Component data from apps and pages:
****************************************

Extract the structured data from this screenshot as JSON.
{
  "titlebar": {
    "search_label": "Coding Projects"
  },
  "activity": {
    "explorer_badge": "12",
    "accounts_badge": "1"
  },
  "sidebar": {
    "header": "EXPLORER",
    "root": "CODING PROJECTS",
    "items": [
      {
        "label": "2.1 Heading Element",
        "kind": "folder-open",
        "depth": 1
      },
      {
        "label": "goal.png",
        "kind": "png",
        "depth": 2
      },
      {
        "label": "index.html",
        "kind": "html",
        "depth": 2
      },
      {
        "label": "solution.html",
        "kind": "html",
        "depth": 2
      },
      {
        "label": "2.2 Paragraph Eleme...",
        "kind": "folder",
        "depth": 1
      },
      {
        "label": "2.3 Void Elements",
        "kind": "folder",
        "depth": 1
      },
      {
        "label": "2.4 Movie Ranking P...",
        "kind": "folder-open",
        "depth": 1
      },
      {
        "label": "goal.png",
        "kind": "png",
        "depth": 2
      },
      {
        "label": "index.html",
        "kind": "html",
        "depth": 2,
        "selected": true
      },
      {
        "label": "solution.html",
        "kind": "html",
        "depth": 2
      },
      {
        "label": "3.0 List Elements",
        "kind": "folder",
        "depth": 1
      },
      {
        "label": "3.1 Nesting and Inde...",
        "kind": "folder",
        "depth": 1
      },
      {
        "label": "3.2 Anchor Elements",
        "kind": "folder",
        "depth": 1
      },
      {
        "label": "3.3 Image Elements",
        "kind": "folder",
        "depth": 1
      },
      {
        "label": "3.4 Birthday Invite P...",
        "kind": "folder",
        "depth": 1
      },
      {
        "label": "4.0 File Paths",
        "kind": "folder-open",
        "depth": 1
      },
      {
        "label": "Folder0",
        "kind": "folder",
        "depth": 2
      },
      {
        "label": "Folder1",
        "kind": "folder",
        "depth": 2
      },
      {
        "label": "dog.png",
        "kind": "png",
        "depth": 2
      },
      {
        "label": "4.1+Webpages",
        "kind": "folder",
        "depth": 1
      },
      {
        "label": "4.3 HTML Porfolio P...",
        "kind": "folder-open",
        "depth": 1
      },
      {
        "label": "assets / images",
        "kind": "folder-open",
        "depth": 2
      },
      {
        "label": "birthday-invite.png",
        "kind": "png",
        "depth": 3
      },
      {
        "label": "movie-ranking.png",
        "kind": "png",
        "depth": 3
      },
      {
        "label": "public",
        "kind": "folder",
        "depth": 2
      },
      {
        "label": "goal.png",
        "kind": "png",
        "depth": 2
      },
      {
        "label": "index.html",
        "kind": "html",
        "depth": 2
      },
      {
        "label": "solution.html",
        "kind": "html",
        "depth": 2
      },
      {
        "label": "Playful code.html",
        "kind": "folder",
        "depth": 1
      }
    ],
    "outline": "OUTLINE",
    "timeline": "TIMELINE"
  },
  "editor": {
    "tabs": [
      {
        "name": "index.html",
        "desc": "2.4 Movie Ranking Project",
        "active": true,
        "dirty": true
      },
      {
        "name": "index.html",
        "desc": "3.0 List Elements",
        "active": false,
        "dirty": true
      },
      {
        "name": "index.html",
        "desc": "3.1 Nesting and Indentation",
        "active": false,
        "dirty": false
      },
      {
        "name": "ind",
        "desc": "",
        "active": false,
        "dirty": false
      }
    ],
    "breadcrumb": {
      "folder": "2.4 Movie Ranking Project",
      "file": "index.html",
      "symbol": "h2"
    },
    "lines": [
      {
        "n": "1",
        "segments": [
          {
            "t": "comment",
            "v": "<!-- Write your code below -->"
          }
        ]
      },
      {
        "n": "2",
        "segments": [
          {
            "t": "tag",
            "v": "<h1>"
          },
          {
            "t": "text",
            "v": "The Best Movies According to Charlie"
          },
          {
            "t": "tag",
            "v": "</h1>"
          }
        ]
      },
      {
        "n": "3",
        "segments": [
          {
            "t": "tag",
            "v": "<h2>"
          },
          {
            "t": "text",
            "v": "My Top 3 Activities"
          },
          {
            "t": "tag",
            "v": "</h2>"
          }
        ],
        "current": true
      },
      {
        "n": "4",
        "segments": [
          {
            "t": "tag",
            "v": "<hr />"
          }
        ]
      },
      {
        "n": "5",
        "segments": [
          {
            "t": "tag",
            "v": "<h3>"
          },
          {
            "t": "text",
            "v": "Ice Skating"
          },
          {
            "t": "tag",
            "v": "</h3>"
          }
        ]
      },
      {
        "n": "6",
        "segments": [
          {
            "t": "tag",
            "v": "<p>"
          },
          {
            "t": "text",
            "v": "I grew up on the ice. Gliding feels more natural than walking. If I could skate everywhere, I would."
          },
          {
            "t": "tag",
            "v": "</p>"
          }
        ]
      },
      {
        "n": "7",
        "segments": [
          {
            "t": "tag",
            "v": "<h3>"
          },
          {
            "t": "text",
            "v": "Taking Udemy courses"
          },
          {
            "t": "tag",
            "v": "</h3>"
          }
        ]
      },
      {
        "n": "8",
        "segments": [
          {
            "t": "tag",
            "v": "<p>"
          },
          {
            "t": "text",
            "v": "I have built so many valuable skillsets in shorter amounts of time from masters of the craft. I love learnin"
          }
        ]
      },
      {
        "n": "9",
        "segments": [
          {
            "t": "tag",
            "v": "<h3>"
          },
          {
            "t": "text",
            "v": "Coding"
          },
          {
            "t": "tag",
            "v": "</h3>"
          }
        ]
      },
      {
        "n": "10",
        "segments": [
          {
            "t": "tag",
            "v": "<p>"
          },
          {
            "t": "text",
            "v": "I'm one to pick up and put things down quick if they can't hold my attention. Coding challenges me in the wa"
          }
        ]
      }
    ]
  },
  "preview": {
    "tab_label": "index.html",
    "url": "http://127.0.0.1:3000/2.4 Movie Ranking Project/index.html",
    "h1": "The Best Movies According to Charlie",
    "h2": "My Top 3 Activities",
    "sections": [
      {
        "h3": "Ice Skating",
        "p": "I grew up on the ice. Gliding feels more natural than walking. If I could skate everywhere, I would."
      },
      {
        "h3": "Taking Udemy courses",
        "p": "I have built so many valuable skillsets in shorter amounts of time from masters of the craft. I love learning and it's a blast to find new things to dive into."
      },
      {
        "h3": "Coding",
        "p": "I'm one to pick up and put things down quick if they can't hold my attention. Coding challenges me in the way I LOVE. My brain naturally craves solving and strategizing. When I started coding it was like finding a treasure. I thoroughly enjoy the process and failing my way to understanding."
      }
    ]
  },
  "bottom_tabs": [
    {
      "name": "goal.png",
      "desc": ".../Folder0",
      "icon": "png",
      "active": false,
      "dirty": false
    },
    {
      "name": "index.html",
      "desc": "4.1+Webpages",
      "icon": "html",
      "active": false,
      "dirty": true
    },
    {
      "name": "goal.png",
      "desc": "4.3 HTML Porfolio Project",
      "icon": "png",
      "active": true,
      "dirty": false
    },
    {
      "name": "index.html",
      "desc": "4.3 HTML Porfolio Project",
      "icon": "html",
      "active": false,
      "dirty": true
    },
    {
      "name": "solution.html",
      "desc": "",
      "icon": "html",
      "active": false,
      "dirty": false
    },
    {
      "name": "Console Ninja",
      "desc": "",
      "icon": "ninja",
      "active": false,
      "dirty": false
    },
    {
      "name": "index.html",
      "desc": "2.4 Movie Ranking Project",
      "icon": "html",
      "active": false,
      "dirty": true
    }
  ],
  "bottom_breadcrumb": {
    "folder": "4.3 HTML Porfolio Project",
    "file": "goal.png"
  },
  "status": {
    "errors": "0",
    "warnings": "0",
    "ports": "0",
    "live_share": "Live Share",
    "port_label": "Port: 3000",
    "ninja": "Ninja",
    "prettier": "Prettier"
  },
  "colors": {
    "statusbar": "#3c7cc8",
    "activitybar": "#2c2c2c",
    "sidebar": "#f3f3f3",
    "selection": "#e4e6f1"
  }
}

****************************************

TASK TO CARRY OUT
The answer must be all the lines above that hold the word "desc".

SOLUTION
        "desc": "2.4 Movie Ranking Project",
        "desc": "3.0 List Elements",
        "desc": "3.1 Nesting and Indentation",
        "desc": "",
      "desc": ".../Folder0",
      "desc": "4.1+Webpages",
      "desc": "4.3 HTML Porfolio Project",
      "desc": "4.3 HTML Porfolio Project",
      "desc": "",
      "desc": "",
      "desc": "2.4 Movie Ranking Project",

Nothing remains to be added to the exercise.